‘Freedom Convoy’ advocates have misguided idea about individual rights

The “Freedom Convoy” rallied around rights. The right not to be bossed around by government. The right to keep government from requiring people to put dangerous or iffy stuff inside their bodies. The right to express views in public, in the streets, in the mall, and on the square.

The media featured some of the rights talk at the convoy earlier this year. On the free speech issue, I remember several clips of demonstrators saying that they were there to exercise and protect their First Amendment rights.

In Canada, it is Section 2 of the Charter of Rights and Freedoms that protects freedom of expression. The First Amendment is in the U.S. Constitution. Is this a quibble, something just a snooty over-educated member of the elite would raise?

No. The right to freedom of expression in the Charter of Rights is “subject to such reasonable limits” as are “demonstrably justifiable in a free and democratic society.” This limitation applies to all of the rights in the Charter. It does not apply to the First Amendment of the U.S. Constitution.

This winter, the convoy’s freedom of expression was accompanied by, and accomplished through, parking their trucks and blocking downtown streets (along with the bouncy castles and hot tubs, of course), impeding the movements of Ottawa residents and visitors by their constant presence in the street and their often aggressive actions. This included the loud honking of horns well into the night, even after an injunction against that honking had been secured.

Is it reasonable for Canada — and the residents of Ottawa — to say that the convoy’s freedom of speech should not be accomplished in ways that intrude upon the rights and well-being of thousands of others?

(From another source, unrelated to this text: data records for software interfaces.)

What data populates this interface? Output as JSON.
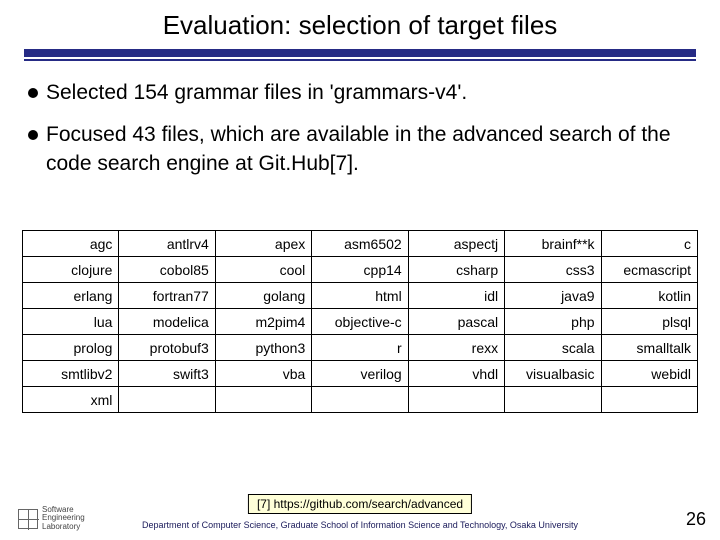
{
  "title": "Evaluation: selection of target files",
  "bullets": [
    "Selected 154 grammar files in 'grammars-v4'.",
    "Focused 43 files, which are available in the advanced search of the code search engine at Git.Hub[7]."
  ],
  "table": [
    [
      "agc",
      "antlrv4",
      "apex",
      "asm6502",
      "aspectj",
      "brainf**k",
      "c"
    ],
    [
      "clojure",
      "cobol85",
      "cool",
      "cpp14",
      "csharp",
      "css3",
      "ecmascript"
    ],
    [
      "erlang",
      "fortran77",
      "golang",
      "html",
      "idl",
      "java9",
      "kotlin"
    ],
    [
      "lua",
      "modelica",
      "m2pim4",
      "objective-c",
      "pascal",
      "php",
      "plsql"
    ],
    [
      "prolog",
      "protobuf3",
      "python3",
      "r",
      "rexx",
      "scala",
      "smalltalk"
    ],
    [
      "smtlibv2",
      "swift3",
      "vba",
      "verilog",
      "vhdl",
      "visualbasic",
      "webidl"
    ],
    [
      "xml",
      "",
      "",
      "",
      "",
      "",
      ""
    ]
  ],
  "reference": "[7] https://github.com/search/advanced",
  "affiliation": "Department of Computer Science, Graduate School of Information Science and Technology, Osaka University",
  "logo_text": "Software\nEngineering\nLaboratory",
  "page_number": "26"
}
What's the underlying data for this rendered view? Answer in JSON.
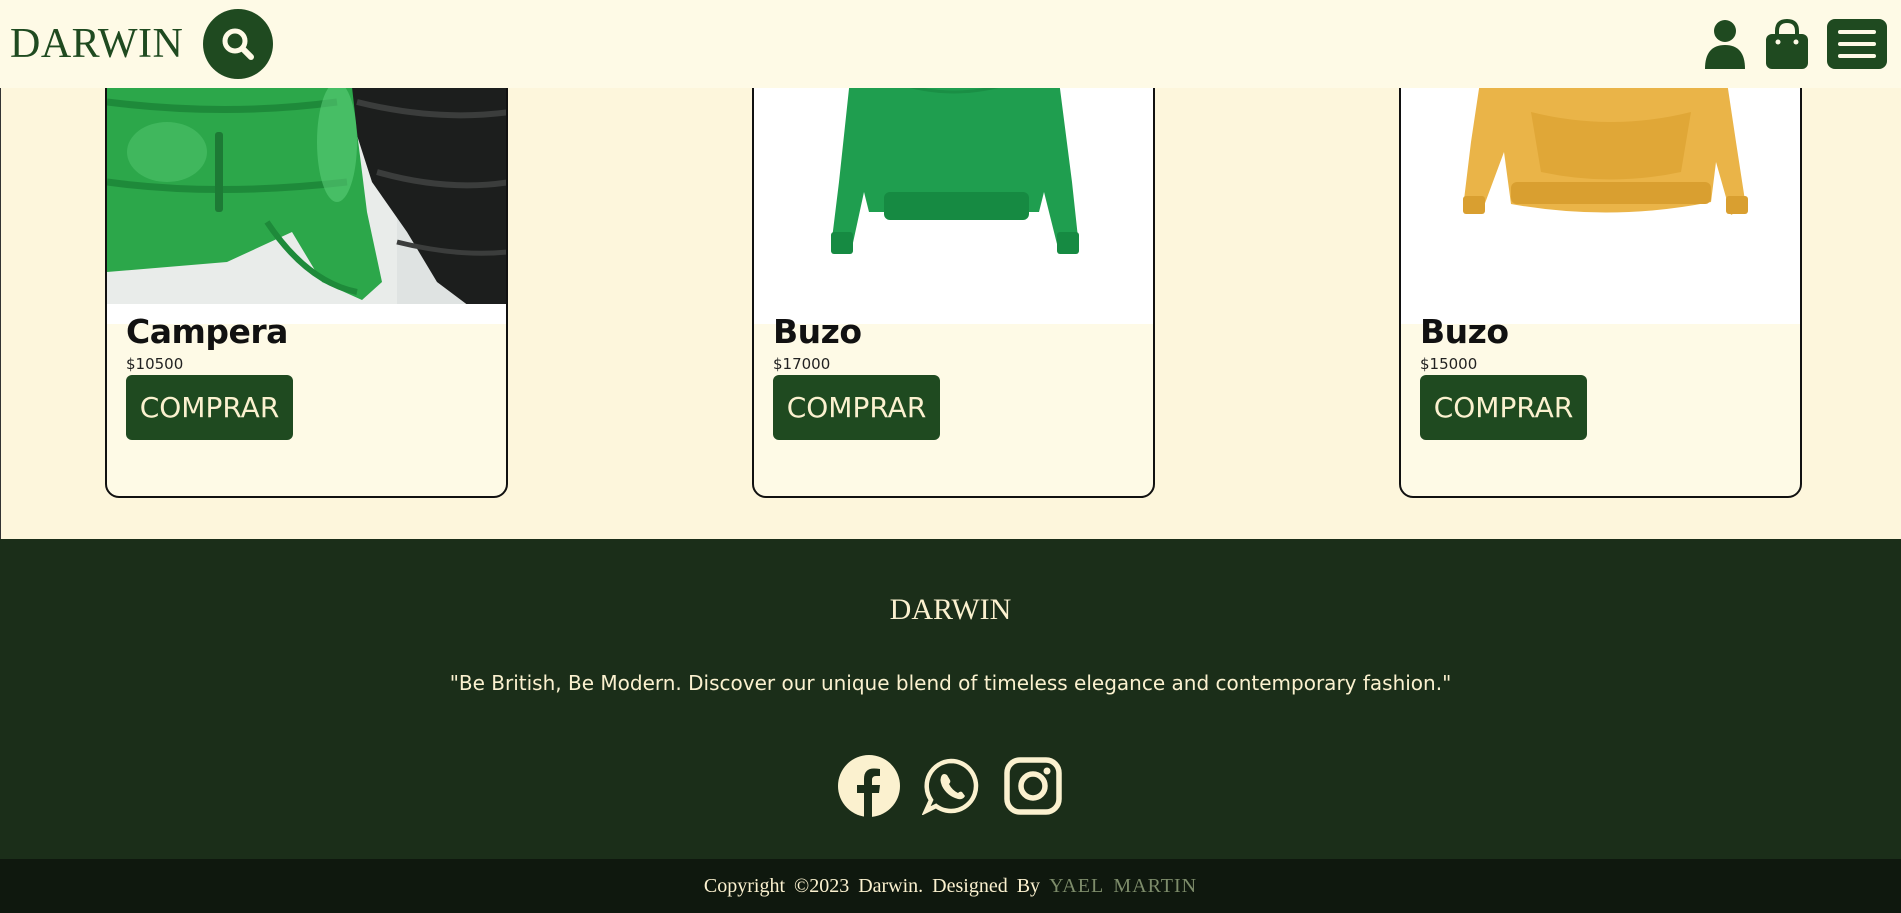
{
  "header": {
    "brand": "DARWIN",
    "icons": [
      "search-icon",
      "user-icon",
      "shopping-bag-icon",
      "menu-icon"
    ]
  },
  "products": [
    {
      "title": "Campera",
      "price": "$10500",
      "button": "COMPRAR",
      "image": "green-puffer-jacket"
    },
    {
      "title": "Buzo",
      "price": "$17000",
      "button": "COMPRAR",
      "image": "green-sweatshirt"
    },
    {
      "title": "Buzo",
      "price": "$15000",
      "button": "COMPRAR",
      "image": "yellow-hoodie"
    }
  ],
  "footer": {
    "brand": "DARWIN",
    "tagline": "\"Be British, Be Modern. Discover our unique blend of timeless elegance and contemporary fashion.\"",
    "socials": [
      "facebook-icon",
      "whatsapp-icon",
      "instagram-icon"
    ],
    "copyright_prefix": "Copyright ©2023 Darwin. Designed By",
    "designer": "YAEL MARTIN"
  },
  "colors": {
    "brand_green": "#1f4a20",
    "cream": "#fefae6",
    "footer_bg": "#1b2e19",
    "copyright_bg": "#0f180e"
  }
}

Is it demonstrably justifiable in a free and democratic society to expect that those wanting to express their views will do so in a manner that does not bring the lives of thousands of others to a complete halt, making them prisoners in their own city?

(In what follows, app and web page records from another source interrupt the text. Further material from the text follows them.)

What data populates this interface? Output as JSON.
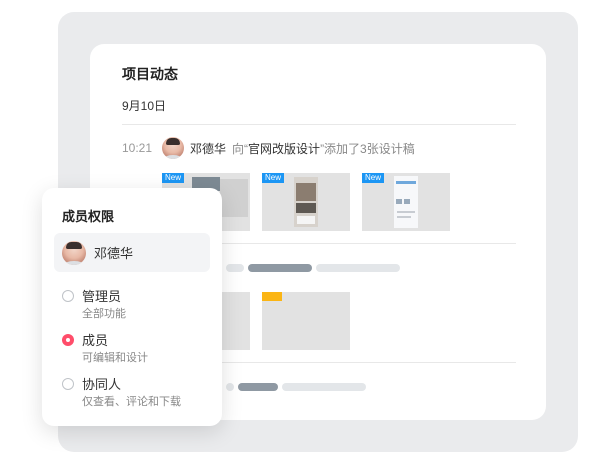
{
  "feed": {
    "title": "项目动态",
    "date": "9月10日",
    "activity": {
      "time": "10:21",
      "user": "邓德华",
      "prefix": "向“",
      "project": "官网改版设计",
      "suffix": "”添加了3张设计稿"
    },
    "thumbnails": [
      {
        "badge": "New"
      },
      {
        "badge": "New"
      },
      {
        "badge": "New"
      }
    ]
  },
  "permissions": {
    "title": "成员权限",
    "member_name": "邓德华",
    "roles": [
      {
        "name": "管理员",
        "desc": "全部功能",
        "selected": false
      },
      {
        "name": "成员",
        "desc": "可编辑和设计",
        "selected": true
      },
      {
        "name": "协同人",
        "desc": "仅查看、评论和下载",
        "selected": false
      }
    ]
  },
  "colors": {
    "accent": "#ff4d6a",
    "new_badge": "#1c96f4",
    "tag_yellow": "#fbb514",
    "backdrop": "#eaebed"
  }
}
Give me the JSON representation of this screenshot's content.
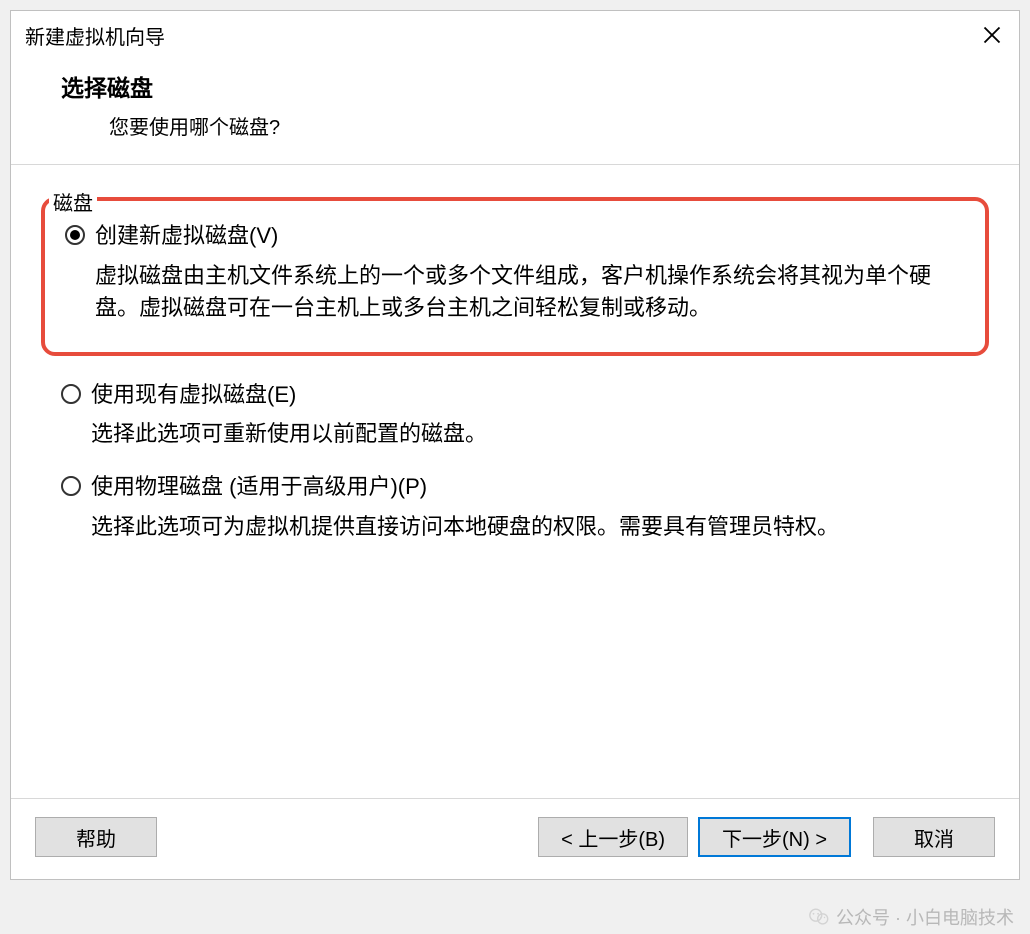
{
  "dialog": {
    "title": "新建虚拟机向导"
  },
  "header": {
    "title": "选择磁盘",
    "subtitle": "您要使用哪个磁盘?"
  },
  "groupbox": {
    "label": "磁盘"
  },
  "options": {
    "create_new": {
      "label": "创建新虚拟磁盘(V)",
      "desc": "虚拟磁盘由主机文件系统上的一个或多个文件组成，客户机操作系统会将其视为单个硬盘。虚拟磁盘可在一台主机上或多台主机之间轻松复制或移动。",
      "selected": true
    },
    "use_existing": {
      "label": "使用现有虚拟磁盘(E)",
      "desc": "选择此选项可重新使用以前配置的磁盘。",
      "selected": false
    },
    "use_physical": {
      "label": "使用物理磁盘 (适用于高级用户)(P)",
      "desc": "选择此选项可为虚拟机提供直接访问本地硬盘的权限。需要具有管理员特权。",
      "selected": false
    }
  },
  "buttons": {
    "help": "帮助",
    "back": "< 上一步(B)",
    "next": "下一步(N) >",
    "cancel": "取消"
  },
  "watermark": {
    "text": "公众号 · 小白电脑技术"
  }
}
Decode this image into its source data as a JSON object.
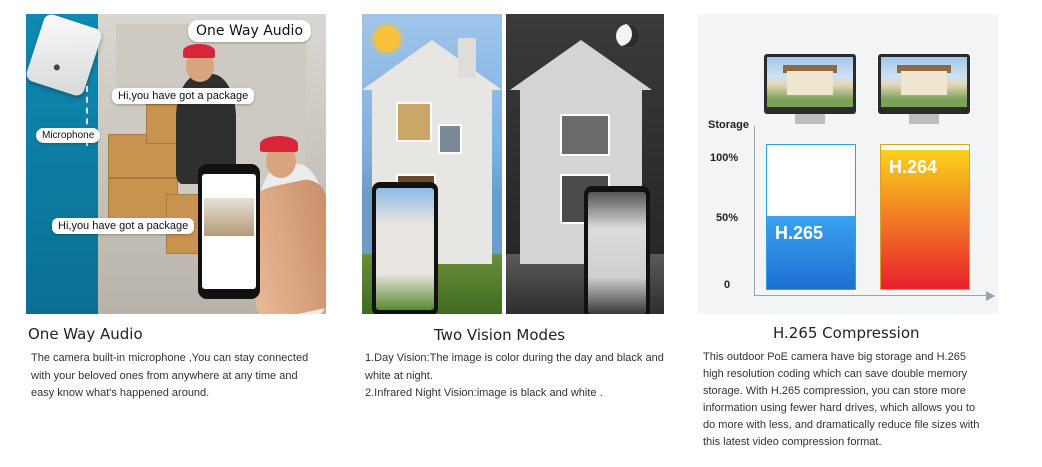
{
  "sections": [
    {
      "title": "One Way Audio",
      "description": "The camera  built-in microphone ,You can stay connected with your beloved ones from anywhere at any time and easy know what's happened around.",
      "image": {
        "top_bubble": "One Way Audio",
        "bubble_upper": "Hi,you have got a package",
        "bubble_lower": "Hi,you have got a package",
        "mic_label": "Microphone"
      }
    },
    {
      "title": "Two Vision Modes",
      "lines": [
        {
          "label": "1.Day Vision:",
          "text": "The image is color during the day and black and white at night."
        },
        {
          "label": "2.Infrared Night Vision:",
          "text": "image is black and white ."
        }
      ],
      "icons": [
        "sun-icon",
        "moon-icon"
      ]
    },
    {
      "title": "H.265 Compression",
      "description": "This outdoor PoE camera have big storage and H.265 high resolution coding which can save double memory storage. With H.265 compression, you can store more information using fewer hard drives, which allows you to do more with less, and dramatically reduce file sizes with this latest video compression format.",
      "chart": {
        "ylabel": "Storage",
        "ticks": [
          "100%",
          "50%",
          "0"
        ],
        "bars": [
          {
            "name": "H.265",
            "value": 50,
            "color_top": "#3aa3ef",
            "color_bottom": "#1f6fd0"
          },
          {
            "name": "H.264",
            "value": 95,
            "color_top": "#f9d31a",
            "color_bottom": "#e8202d"
          }
        ]
      }
    }
  ]
}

The protesters who came in the convoys this winter were given extraordinary liberty to express their views, both in words and by their actions. They were given far too much liberty, in my view, allowed to hold Ottawa citizens hostage and imperil many businesses in the affected area.

Individual protesters might say they were quiet and orderly. That might be the case. In fact, the television coverage often gave the impression that some of the occupiers were there simply to enjoy community and a sense of freedom after almost two grim years of COVID isolation. But overall, the blockade and occupation of downtown Ottawa was an exercise in aggressive expression seldom seen before in this country.

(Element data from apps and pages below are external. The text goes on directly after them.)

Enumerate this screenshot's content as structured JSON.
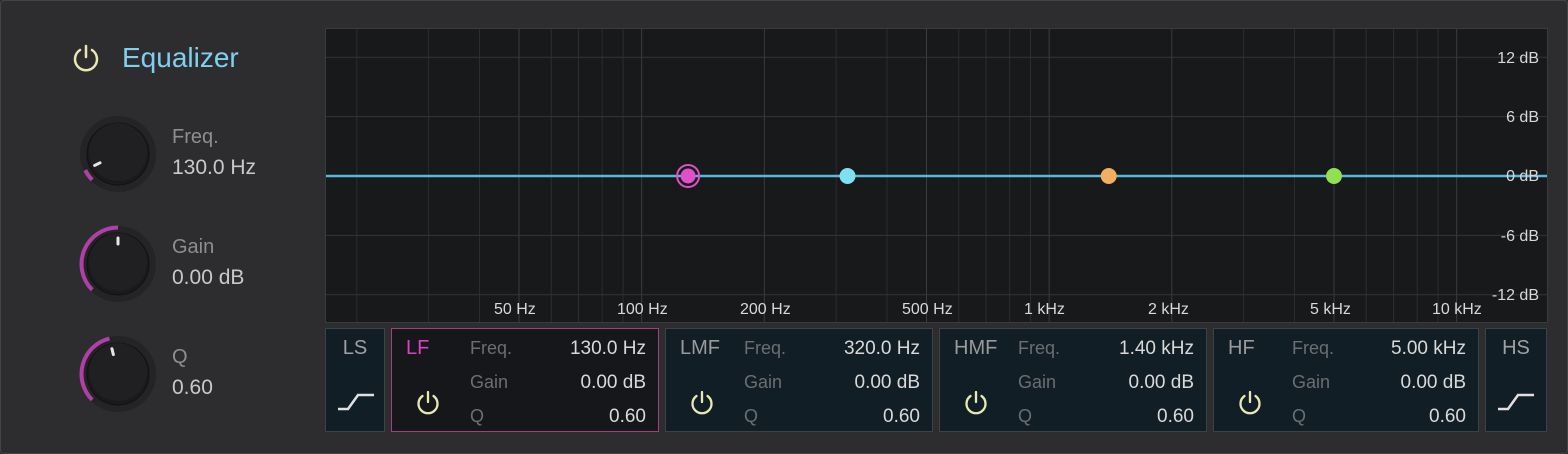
{
  "plugin": {
    "title": "Equalizer"
  },
  "knobs": [
    {
      "label": "Freq.",
      "value": "130.0 Hz",
      "level": 0.07
    },
    {
      "label": "Gain",
      "value": "0.00 dB",
      "level": 0.5
    },
    {
      "label": "Q",
      "value": "0.60",
      "level": 0.45
    }
  ],
  "graph": {
    "freq_labels": [
      "50 Hz",
      "100 Hz",
      "200 Hz",
      "500 Hz",
      "1 kHz",
      "2 kHz",
      "5 kHz",
      "10 kHz"
    ],
    "db_labels": [
      "12 dB",
      "6 dB",
      "0 dB",
      "-6 dB",
      "-12 dB"
    ],
    "curve_color": "#5ab8dc",
    "nodes": [
      {
        "band": "LF",
        "freq_hz": 130,
        "gain_db": 0,
        "color": "#e050c8",
        "selected": true
      },
      {
        "band": "LMF",
        "freq_hz": 320,
        "gain_db": 0,
        "color": "#7fe0f0",
        "selected": false
      },
      {
        "band": "HMF",
        "freq_hz": 1400,
        "gain_db": 0,
        "color": "#f0b060",
        "selected": false
      },
      {
        "band": "HF",
        "freq_hz": 5000,
        "gain_db": 0,
        "color": "#90e050",
        "selected": false
      }
    ]
  },
  "bands": {
    "ls": {
      "name": "LS"
    },
    "hs": {
      "name": "HS"
    },
    "lf": {
      "name": "LF",
      "name_color": "#e040c0",
      "freq_label": "Freq.",
      "freq": "130.0 Hz",
      "gain_label": "Gain",
      "gain": "0.00 dB",
      "q_label": "Q",
      "q": "0.60"
    },
    "lmf": {
      "name": "LMF",
      "freq_label": "Freq.",
      "freq": "320.0 Hz",
      "gain_label": "Gain",
      "gain": "0.00 dB",
      "q_label": "Q",
      "q": "0.60"
    },
    "hmf": {
      "name": "HMF",
      "freq_label": "Freq.",
      "freq": "1.40 kHz",
      "gain_label": "Gain",
      "gain": "0.00 dB",
      "q_label": "Q",
      "q": "0.60"
    },
    "hf": {
      "name": "HF",
      "freq_label": "Freq.",
      "freq": "5.00 kHz",
      "gain_label": "Gain",
      "gain": "0.00 dB",
      "q_label": "Q",
      "q": "0.60"
    }
  },
  "colors": {
    "accent": "#7fd0f0",
    "power_on": "#e8e8b0",
    "knob_arc": "#b040a8"
  }
}
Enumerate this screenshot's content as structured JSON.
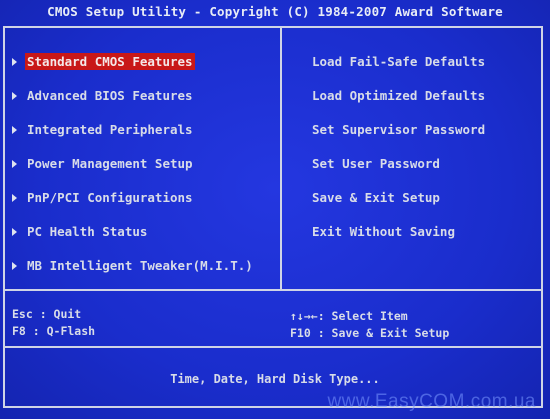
{
  "title": "CMOS Setup Utility - Copyright (C) 1984-2007 Award Software",
  "left_menu": [
    {
      "label": "Standard CMOS Features",
      "selected": true
    },
    {
      "label": "Advanced BIOS Features",
      "selected": false
    },
    {
      "label": "Integrated Peripherals",
      "selected": false
    },
    {
      "label": "Power Management Setup",
      "selected": false
    },
    {
      "label": "PnP/PCI Configurations",
      "selected": false
    },
    {
      "label": "PC Health Status",
      "selected": false
    },
    {
      "label": "MB Intelligent Tweaker(M.I.T.)",
      "selected": false
    }
  ],
  "right_menu": [
    {
      "label": "Load Fail-Safe Defaults"
    },
    {
      "label": "Load Optimized Defaults"
    },
    {
      "label": "Set Supervisor Password"
    },
    {
      "label": "Set User Password"
    },
    {
      "label": "Save & Exit Setup"
    },
    {
      "label": "Exit Without Saving"
    }
  ],
  "help": {
    "esc": "Esc : Quit",
    "f8": "F8  : Q-Flash",
    "arrows": "↑↓→←: Select Item",
    "f10": "F10 : Save & Exit Setup"
  },
  "status_text": "Time, Date, Hard Disk Type...",
  "watermark": "www.EasyCOM.com.ua",
  "colors": {
    "background": "#1a2fd0",
    "text": "#d8dce8",
    "highlight": "#c81818"
  }
}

Let’s consider for a moment the need for such a virulent way of expressing their views: government orders that people put noxious or worrisome substances (that is, vaccines) into their bodies or be liable to lose their jobs. The demonstrators’ position, at its root, was that they should have been able to carry on as usual, engaging in their work and other activities, as if there were no pandemic, and as if there were no concern about the spread of the coronavirus.

At its kindest, it may be seen as a view that other people could, or maybe should, protect themselves from the anti-vaxxers, if they wanted protection. They shouldn’t expect such protection to come from the government oppression of others.

In the time of a pandemic, this position is an extraordinary assertion of personal liberty at any cost. Unless, of course, the premise underlying the position is that there was no pandemic, no concern about transmission or communication of the virus, and no need to act, not just with respect to particular limited situations (one neighbourhood, one job), but on a national scale.

The claim that the convoy was a simple and justifiable exercise of civil rights does not stand up to scrutiny. Let us hope that those who are planning future convoys will take a basic course in Rights 101 before again making audacious, but unfounded claims, about their right to disrupt a city.

Mary Eberts is a senior fellow at Massey College, University of Toronto, and a lawyer whose national practice includes cases under the Charter of Rights and Freedoms.